The “Wall Huggers” campaign is a great example of how aggressive, guerrilla marketing can make a more meaningful impact than traditional tactics. While the campaign is not heavy into digital, Samsung and their creative agency are showing how the right message can come at the right time by innately understanding consumer behavior. Samsung saw their competitor’s weakness and attacked in an interesting, unexpected way. My question is, will we now begin to see more advertisement opportunities around non-traditional locations/fixtures, such as power outlets, water fountains, and restrooms?

Source: MacRumors

Finding Your ‘Future’ Self

Crystal Ball


A few months ago, LinkedIn came to a man named Kurt Wagner with an unusual proposition. How would he like to meet his future self?

The offer came a few weeks after LinkedIn opened its publishing platform, meaning anyone on the service could write a blog post tied to their profile. He was looking for something personal to write about — and that’s when company reps suggested they could identify a user who fit his projected career path, predicting where he might be professionally in five years.

This is what the search yielded:


Why It’s Hot:

LinkedIn does have its eyes on student users. As Roualdes mentioned, it’s the company’s fastest growing user segment. It’s an interesting opportunity for LinkedIn, a chance to move from supporting your career to actually predicting it.


Taco Bell Launches Breakfast on All Fronts

Yesterday, March 27th, Taco Bell launched it’s breakfast menu. The fast food chain’s promotional strategy was deployed through TV, radio ads, in-store point-of-purchase and earned and paid social media and guerrilla tactics.

The TV spots central to the campaign are a blatant poke at McDonald’s, the biggest player in breakfast by a wide margin. Taco Bell located a bunch of actual Ronald McDonalds and got them to proclaim their love for the breakfast menu in the spots.

Over the last week, Taco Bell has sent 1,000 prepaid disposable phones to TB enthusiasts to go on “brand missions,” asking them to post photos on Instagram or tweet posts related to Taco Bell and get rewarded various breakfast-related gifts. In addition, Taco Bell bought its first Instagram Ad to support their #WakeUpLiveMas campaign pushing breakfast.

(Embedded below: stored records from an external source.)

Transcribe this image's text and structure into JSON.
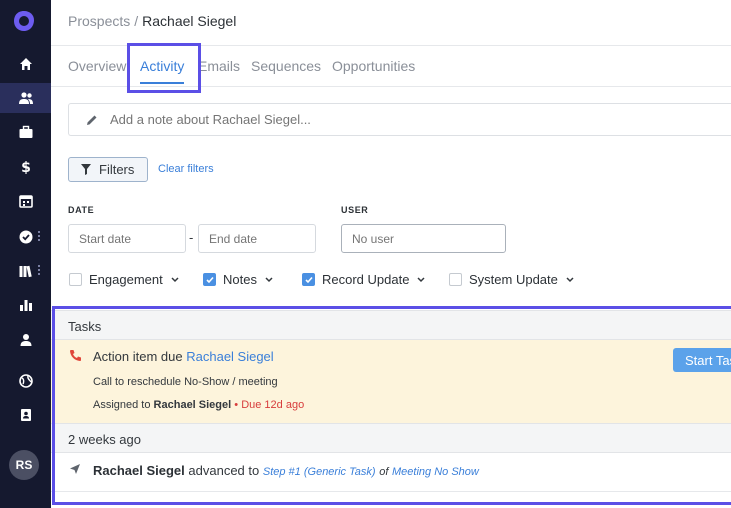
{
  "breadcrumb": {
    "parent": "Prospects",
    "separator": "/",
    "current": "Rachael Siegel"
  },
  "tabs": [
    {
      "label": "Overview"
    },
    {
      "label": "Activity"
    },
    {
      "label": "Emails"
    },
    {
      "label": "Sequences"
    },
    {
      "label": "Opportunities"
    }
  ],
  "note": {
    "placeholder": "Add a note about Rachael Siegel..."
  },
  "filters": {
    "button_label": "Filters",
    "clear_label": "Clear filters",
    "date_label": "DATE",
    "user_label": "USER",
    "start_placeholder": "Start date",
    "end_placeholder": "End date",
    "user_placeholder": "No user",
    "range_separator": "-",
    "types": [
      {
        "label": "Engagement",
        "checked": false
      },
      {
        "label": "Notes",
        "checked": true
      },
      {
        "label": "Record Update",
        "checked": true
      },
      {
        "label": "System Update",
        "checked": false
      }
    ]
  },
  "tasks": {
    "header": "Tasks",
    "item": {
      "title_prefix": "Action item due",
      "title_link": "Rachael Siegel",
      "subtitle": "Call to reschedule No-Show / meeting",
      "assigned_prefix": "Assigned to",
      "assignee": "Rachael Siegel",
      "bullet": "•",
      "due": "Due 12d ago",
      "start_button": "Start Task"
    }
  },
  "history": {
    "header": "2 weeks ago",
    "event": {
      "actor": "Rachael Siegel",
      "verb": "advanced to",
      "step": "Step #1 (Generic Task)",
      "of": "of",
      "sequence": "Meeting No Show"
    }
  },
  "user": {
    "initials": "RS"
  },
  "colors": {
    "sidebar": "#15192f",
    "accent": "#3a7fd9",
    "highlight": "#5b4fe6",
    "task_bg": "#fdf4dc",
    "due": "#d73c3c"
  }
}
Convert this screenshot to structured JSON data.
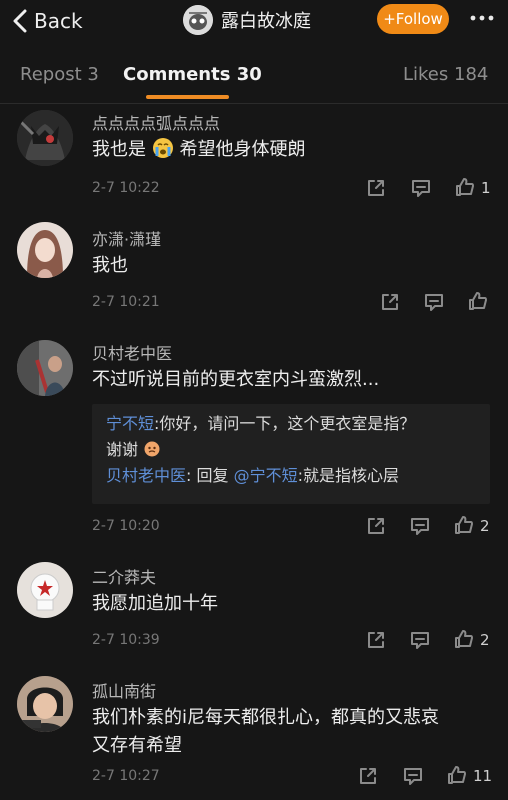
{
  "header": {
    "back_label": "Back",
    "title": "露白故冰庭",
    "follow_label": "+Follow"
  },
  "tabs": [
    {
      "label": "Repost 3"
    },
    {
      "label": "Comments 30"
    },
    {
      "label": "Likes 184"
    }
  ],
  "comments": [
    {
      "name": "点点点点弧点点点",
      "text_before": "我也是",
      "text_after": "希望他身体硬朗",
      "time": "2-7 10:22",
      "likes": "1"
    },
    {
      "name": "亦潇·潇瑾",
      "text": "我也",
      "time": "2-7 10:21",
      "likes": ""
    },
    {
      "name": "贝村老中医",
      "text": "不过听说目前的更衣室内斗蛮激烈...",
      "reply": {
        "line1_user": "宁不短",
        "line1_text": ":你好，请问一下，这个更衣室是指？",
        "line2_text": "谢谢",
        "line3_user": "贝村老中医",
        "line3_mid": ": 回复 ",
        "line3_mention": "@宁不短",
        "line3_text": ":就是指核心层"
      },
      "time": "2-7 10:20",
      "likes": "2"
    },
    {
      "name": "二介莽夫",
      "text": "我愿加追加十年",
      "time": "2-7 10:39",
      "likes": "2"
    },
    {
      "name": "孤山南街",
      "text_line1": "我们朴素的i尼每天都很扎心，都真的又悲哀",
      "text_line2": "又存有希望",
      "time": "2-7 10:27",
      "likes": "11"
    }
  ],
  "colors": {
    "accent": "#f08a16",
    "link": "#5f8fd7",
    "background": "#161616"
  }
}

Taco Bell is also utilized Vine and Snapchat messaging for the breakfast effort, highlighting the brand’s view of these emerging platforms as more than passing fads. The quick-serve player is running Pandora ads as well, while leveraging its branded station on the digital music streaming service. Additionally, Taco Bell president Brian Niccol held a Reddit question-and-answer session on the day of launch to chat with consumers about the breakfast menu.

Why so many different tactical approaches to promotion of the new breakfast menu? Taco Bell CMO Chris Brandt states “Our target is millennials…You have to talk to them where they are. Certainly, our TV spots are very important—but we like to call it ‘the power of the and.’ So it’s not just television anymore given where consumers are engaging, in social and mobile. Therefore, those things are a big part of our campaign.”

Read more here.

TV Spot


Why It’s Hot

Taco Bell demonstrates how there’s no “one size fits all” for marketing campaigns anymore. Different audiences engage and interact with messaging on different channels, so communications plans need to be multifaceted to be effective. Traditional media types are table stakes and brands need to be tuned into their audiences to create platform-tailored and unique strategies for success.